# Exercise
Below are some records. Say in a single number how many of their lines include the word "JSON".

Dataset rows describing interfaces
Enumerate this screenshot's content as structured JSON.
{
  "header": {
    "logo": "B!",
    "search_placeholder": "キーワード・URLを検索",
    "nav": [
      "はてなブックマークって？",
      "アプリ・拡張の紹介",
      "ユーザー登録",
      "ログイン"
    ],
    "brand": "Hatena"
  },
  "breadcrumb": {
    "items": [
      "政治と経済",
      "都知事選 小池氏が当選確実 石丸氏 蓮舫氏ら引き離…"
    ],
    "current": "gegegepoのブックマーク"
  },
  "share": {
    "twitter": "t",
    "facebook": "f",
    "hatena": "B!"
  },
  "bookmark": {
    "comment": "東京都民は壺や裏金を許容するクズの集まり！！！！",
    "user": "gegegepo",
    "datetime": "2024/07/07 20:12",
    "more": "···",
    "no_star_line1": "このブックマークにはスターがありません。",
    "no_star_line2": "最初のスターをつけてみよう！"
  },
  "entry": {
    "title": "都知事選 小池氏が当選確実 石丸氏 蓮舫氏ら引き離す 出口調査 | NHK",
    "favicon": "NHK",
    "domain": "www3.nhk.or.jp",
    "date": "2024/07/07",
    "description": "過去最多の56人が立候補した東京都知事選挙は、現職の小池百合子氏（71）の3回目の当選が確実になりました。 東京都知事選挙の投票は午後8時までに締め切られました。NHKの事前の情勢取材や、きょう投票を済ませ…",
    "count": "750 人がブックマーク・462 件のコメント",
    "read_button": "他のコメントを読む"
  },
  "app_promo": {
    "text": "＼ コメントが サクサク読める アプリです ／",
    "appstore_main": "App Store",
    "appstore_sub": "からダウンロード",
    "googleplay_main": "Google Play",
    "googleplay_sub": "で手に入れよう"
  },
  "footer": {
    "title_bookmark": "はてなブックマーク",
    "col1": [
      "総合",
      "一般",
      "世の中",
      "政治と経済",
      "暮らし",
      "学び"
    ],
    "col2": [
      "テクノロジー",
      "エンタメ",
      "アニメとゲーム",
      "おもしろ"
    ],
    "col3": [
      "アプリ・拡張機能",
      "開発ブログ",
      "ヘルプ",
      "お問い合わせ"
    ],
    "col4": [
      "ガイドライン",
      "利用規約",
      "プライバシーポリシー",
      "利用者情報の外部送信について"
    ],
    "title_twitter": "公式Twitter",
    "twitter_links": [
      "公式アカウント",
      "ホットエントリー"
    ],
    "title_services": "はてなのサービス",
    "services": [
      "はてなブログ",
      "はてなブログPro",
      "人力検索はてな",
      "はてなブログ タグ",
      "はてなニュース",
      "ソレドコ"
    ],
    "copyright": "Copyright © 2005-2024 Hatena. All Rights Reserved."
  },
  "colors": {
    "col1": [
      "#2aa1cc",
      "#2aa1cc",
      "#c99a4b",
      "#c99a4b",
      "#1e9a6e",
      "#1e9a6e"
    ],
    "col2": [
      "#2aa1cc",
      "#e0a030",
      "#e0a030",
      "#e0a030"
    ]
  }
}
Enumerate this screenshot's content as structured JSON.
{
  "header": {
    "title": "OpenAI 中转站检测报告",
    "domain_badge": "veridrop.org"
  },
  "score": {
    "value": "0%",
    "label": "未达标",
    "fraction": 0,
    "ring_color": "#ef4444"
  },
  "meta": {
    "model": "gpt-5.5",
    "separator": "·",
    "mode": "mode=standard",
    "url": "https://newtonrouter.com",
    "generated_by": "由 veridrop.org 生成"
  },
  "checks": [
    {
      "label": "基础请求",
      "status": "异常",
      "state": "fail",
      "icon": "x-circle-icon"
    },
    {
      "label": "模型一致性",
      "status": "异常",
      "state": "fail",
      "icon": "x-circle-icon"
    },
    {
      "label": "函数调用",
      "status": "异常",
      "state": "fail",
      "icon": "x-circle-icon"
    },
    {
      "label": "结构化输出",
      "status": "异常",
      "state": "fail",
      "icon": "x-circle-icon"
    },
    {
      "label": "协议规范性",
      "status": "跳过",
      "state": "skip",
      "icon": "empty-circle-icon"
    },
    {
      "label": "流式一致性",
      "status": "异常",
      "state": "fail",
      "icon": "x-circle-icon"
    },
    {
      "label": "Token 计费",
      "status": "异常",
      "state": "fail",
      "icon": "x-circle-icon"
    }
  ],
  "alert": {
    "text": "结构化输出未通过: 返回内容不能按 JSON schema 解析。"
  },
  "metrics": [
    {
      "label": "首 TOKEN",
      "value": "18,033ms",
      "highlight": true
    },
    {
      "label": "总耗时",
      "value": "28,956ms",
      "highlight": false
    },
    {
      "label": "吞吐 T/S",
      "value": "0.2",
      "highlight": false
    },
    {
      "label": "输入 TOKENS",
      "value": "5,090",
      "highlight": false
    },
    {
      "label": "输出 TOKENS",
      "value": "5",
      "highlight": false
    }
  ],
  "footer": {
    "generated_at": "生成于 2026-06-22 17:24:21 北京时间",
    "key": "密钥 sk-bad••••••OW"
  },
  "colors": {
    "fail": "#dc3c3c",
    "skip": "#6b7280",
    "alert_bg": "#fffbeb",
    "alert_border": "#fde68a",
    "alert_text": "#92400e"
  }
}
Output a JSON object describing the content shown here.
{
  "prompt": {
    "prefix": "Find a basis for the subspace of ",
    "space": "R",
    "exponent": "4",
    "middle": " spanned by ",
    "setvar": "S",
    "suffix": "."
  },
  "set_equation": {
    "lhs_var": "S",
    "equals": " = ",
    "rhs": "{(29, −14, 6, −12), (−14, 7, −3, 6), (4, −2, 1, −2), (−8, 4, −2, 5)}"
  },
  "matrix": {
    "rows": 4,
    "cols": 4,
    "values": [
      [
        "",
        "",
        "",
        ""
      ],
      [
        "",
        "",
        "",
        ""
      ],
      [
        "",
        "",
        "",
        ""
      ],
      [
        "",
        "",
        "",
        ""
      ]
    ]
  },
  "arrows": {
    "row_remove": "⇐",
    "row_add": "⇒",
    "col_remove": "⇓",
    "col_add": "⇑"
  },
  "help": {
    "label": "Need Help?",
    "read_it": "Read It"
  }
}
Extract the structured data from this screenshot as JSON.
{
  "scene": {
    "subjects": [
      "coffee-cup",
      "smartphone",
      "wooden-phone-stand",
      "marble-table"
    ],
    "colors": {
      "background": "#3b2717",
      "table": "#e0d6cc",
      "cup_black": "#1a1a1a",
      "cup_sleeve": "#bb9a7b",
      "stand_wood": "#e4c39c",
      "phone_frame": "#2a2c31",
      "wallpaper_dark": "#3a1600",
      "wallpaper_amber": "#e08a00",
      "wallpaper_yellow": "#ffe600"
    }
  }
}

# Solution to this task
5